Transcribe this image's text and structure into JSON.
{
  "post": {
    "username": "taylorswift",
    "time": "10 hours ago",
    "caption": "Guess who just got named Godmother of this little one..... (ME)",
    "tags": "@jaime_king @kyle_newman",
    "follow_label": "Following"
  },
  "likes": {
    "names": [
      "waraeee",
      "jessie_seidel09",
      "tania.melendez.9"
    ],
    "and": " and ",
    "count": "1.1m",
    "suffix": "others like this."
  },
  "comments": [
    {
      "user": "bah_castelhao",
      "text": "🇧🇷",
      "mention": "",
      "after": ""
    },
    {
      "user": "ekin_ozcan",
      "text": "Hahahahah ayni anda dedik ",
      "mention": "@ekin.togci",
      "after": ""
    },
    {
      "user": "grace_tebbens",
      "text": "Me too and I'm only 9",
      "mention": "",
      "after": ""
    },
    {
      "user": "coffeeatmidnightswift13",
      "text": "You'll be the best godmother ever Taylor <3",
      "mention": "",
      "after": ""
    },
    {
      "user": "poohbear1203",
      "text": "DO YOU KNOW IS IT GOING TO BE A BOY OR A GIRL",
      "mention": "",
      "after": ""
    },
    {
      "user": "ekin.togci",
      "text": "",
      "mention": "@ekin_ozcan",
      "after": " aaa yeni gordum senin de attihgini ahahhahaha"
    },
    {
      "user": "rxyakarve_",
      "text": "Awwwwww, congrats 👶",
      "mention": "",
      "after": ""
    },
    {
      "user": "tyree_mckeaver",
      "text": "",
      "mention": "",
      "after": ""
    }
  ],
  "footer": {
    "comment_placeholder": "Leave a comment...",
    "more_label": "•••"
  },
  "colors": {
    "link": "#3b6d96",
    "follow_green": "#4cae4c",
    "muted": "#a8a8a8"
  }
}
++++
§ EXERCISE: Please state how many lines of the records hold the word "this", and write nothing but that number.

§ TASK SOLUTION: 3